*Supplied material:*
=== Section Start ===

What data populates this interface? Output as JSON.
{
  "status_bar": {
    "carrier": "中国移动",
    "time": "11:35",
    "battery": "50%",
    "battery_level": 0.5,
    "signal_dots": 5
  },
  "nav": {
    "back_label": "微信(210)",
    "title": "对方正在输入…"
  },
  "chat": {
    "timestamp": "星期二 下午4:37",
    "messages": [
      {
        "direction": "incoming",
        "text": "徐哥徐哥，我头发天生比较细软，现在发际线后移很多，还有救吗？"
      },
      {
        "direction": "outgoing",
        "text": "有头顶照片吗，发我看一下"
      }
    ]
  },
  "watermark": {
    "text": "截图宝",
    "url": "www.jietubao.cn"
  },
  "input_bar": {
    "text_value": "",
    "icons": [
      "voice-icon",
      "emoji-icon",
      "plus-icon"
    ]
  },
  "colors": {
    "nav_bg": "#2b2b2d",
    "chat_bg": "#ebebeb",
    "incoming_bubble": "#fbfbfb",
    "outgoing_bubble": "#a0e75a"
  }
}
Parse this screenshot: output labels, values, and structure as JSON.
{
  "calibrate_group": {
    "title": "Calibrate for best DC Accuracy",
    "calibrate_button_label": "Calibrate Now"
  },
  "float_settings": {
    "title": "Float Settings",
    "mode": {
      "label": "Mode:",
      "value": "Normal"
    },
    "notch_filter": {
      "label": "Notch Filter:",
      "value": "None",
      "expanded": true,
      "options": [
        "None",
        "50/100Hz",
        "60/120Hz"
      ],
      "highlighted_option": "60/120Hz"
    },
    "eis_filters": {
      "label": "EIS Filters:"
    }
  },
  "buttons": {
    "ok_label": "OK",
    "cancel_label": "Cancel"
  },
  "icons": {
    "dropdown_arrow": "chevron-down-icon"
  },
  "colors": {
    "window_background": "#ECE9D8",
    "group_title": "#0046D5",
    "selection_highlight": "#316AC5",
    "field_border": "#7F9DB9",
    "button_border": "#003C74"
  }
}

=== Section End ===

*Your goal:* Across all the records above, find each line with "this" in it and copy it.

*Output below:*
What data populates this interface? Output as JSON.
Parse this screenshot: output labels, values, and structure as JSON.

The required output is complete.